- **WORKING DATA**
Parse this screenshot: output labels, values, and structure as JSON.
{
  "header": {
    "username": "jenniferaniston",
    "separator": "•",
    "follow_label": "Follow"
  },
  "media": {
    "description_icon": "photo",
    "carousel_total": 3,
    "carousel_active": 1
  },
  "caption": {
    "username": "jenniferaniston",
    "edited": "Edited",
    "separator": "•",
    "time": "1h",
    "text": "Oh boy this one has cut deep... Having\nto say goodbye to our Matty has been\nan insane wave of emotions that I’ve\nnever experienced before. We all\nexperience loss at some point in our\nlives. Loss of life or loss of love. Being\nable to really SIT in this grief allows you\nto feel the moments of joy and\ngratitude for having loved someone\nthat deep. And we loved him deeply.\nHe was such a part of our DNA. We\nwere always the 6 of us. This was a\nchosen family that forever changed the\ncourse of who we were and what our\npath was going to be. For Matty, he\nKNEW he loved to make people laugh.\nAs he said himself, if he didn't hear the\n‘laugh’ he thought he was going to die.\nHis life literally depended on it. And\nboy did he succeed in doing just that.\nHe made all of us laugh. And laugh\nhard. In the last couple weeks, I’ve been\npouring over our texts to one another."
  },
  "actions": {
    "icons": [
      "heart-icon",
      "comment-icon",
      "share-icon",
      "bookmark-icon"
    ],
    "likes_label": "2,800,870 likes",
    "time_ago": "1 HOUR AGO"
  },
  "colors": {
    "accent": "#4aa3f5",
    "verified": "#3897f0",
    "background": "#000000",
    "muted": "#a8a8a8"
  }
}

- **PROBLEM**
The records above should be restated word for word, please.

- **OUTPUT FOR THIS EXERCISE**
Parse this screenshot: output labels, values, and structure as JSON.
{
  "header": {
    "username": "jenniferaniston",
    "separator": "•",
    "follow_label": "Follow"
  },
  "media": {
    "description_icon": "photo",
    "carousel_total": 3,
    "carousel_active": 1
  },
  "caption": {
    "username": "jenniferaniston",
    "edited": "Edited",
    "separator": "•",
    "time": "1h",
    "text": "Oh boy this one has cut deep... Having\nto say goodbye to our Matty has been\nan insane wave of emotions that I’ve\nnever experienced before. We all\nexperience loss at some point in our\nlives. Loss of life or loss of love. Being\nable to really SIT in this grief allows you\nto feel the moments of joy and\ngratitude for having loved someone\nthat deep. And we loved him deeply.\nHe was such a part of our DNA. We\nwere always the 6 of us. This was a\nchosen family that forever changed the\ncourse of who we were and what our\npath was going to be. For Matty, he\nKNEW he loved to make people laugh.\nAs he said himself, if he didn't hear the\n‘laugh’ he thought he was going to die.\nHis life literally depended on it. And\nboy did he succeed in doing just that.\nHe made all of us laugh. And laugh\nhard. In the last couple weeks, I’ve been\npouring over our texts to one another."
  },
  "actions": {
    "icons": [
      "heart-icon",
      "comment-icon",
      "share-icon",
      "bookmark-icon"
    ],
    "likes_label": "2,800,870 likes",
    "time_ago": "1 HOUR AGO"
  },
  "colors": {
    "accent": "#4aa3f5",
    "verified": "#3897f0",
    "background": "#000000",
    "muted": "#a8a8a8"
  }
}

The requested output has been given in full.